In the science of information retrieval, tf–idf, short for term frequency – inverse document frequency, is a numerical statistic that is intended to reflect how important a word is to a document in a collection, according to Wikipedia, which also says that a survey conducted in 2015 showed that 83% of text-based recommender systems in digital libraries use tf–idf. In plainer English, tf–idf is a sophisticated way of showing the importance of a document to a particular search term by counting the occurrences of the term.
Twenty years ago, search engines worked like this. If we employed a search engine optimisation expert back then, they’d have been quite right to recommend that we stuffed our web pages full of the important search terms, many times over. But the search engines’ need to address a more commercial world meant that more sophisticated processes were developed, and nobody today would recommend ‘keyword stuffing’.

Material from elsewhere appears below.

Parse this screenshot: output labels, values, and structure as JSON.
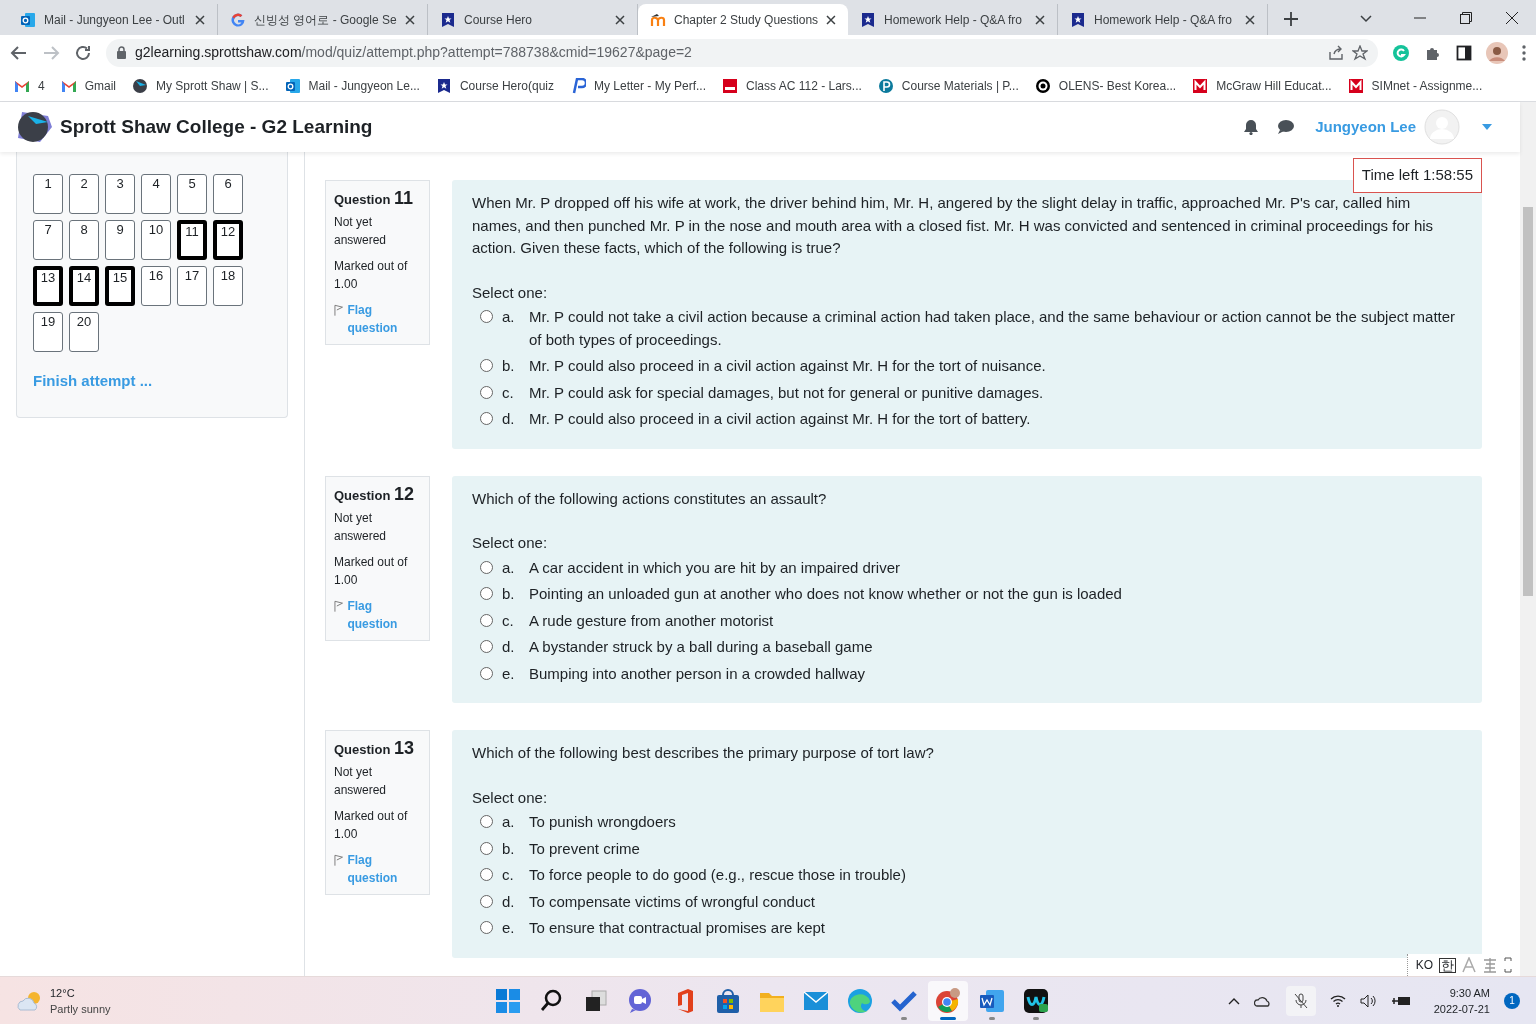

However, I have seen tf–idf discussed as an SEO technique in recent years, perhaps because it sounds technical. It does have its place, but not in SEO. Google in particular has little interest in how often terms appear in a document, and thousands of websites have been penalised for ‘keyword stuffing’ despite having had no intention of bending the rules. More than ever, we’ll give ourselves the best start in SEO by writing in natural language for our human readers.